Microsoft Revealed Details About the Major Cyberattack

Microsoft Revealed Details About the Major Cyberattack

Microsoft released information about the main cyberattack in a blog post on Thursday. The Russian hackers thought to be behind the catastrophic SolarWinds attack in 2020, launched another cyberattack. The hacking group known as Nobelium targeted more than 150 organizations around the world last week, including government agencies, think tanks as well as nongovernmental organizations.

Nobelium sent phishing emails- spoof messages designed to trick people into handing over sensitive information. At least 25% of the targeted organizations are involved in international development, humanitarian as well as human rights work.
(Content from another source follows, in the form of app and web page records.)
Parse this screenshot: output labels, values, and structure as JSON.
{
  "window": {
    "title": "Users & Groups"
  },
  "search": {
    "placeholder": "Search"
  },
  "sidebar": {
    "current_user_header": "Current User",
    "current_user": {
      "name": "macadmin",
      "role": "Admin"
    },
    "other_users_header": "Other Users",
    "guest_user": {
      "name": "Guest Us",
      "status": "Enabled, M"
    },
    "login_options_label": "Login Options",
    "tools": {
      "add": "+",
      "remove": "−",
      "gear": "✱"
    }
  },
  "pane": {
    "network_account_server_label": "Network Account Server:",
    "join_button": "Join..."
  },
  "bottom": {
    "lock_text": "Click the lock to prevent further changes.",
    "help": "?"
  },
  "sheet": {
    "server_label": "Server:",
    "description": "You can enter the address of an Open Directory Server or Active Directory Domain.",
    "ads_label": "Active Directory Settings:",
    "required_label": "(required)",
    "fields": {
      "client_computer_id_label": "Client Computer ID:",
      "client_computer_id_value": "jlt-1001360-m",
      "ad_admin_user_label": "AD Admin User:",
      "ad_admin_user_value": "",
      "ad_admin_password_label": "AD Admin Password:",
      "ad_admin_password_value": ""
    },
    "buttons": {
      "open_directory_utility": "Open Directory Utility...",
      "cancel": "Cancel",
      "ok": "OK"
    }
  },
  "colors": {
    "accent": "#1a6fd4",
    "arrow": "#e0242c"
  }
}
Microsoft’s corporate vice president of customer security and trust Tom Burt revealed interesting details. According to Burt, these attacks appear to be a continuation of multiple efforts by the hacking group, to target government agencies involved in foreign policy as part of intelligence gathering efforts. Hackers targeted organizations from at least 24 countries.


Microsoft and hackers

The latest major cyberattack comes a month after the U.S. government explicitly said that Russia’s SVR attacked SolarWinds. SVR is a successor to the foreign spying operations of the Soviet KGB.

The Kremlin said on Friday it does not possess any information regarding the cyberattack. Russia also made it clear that Microsoft needs to answer more questions about the incident.

Hackers obtained access to an email marketing account used by the U.S. Agency for International Development. The hacking group used the account to distribute phishing emails that looked authentic but included a malicious file. The file created by Nobelium contains a backdoor that Microsoft calls NativeZeone. It can enable a wide range of activities from stealing data to infecting other computers on a network. Microsoft started to notify customers affected by the cyberattack.

Such attacks are quite interesting, as phishing attacks are essentially a numbers game and the attackers are playing the odds. For example, if they target 3,000 accounts, it only takes one employee to click on the link to establish a backdoor.

The SolarWinds attacks that took place in 2020, turned out to be much worse than first expected. Hackers gained access to thousands of computers and government offices that used SolarWinds IT software. Even the Microsoft President described the attack as the largest and most sophisticated attack in history.

In May, Russia’s spy chief Sergei Naryshkin denied responsibility for the SolarWinds cyberattack. Nevertheless, he was “flattered” by the allegations from the U.S. and U.K. that SVR conducted such a sophisticated operation.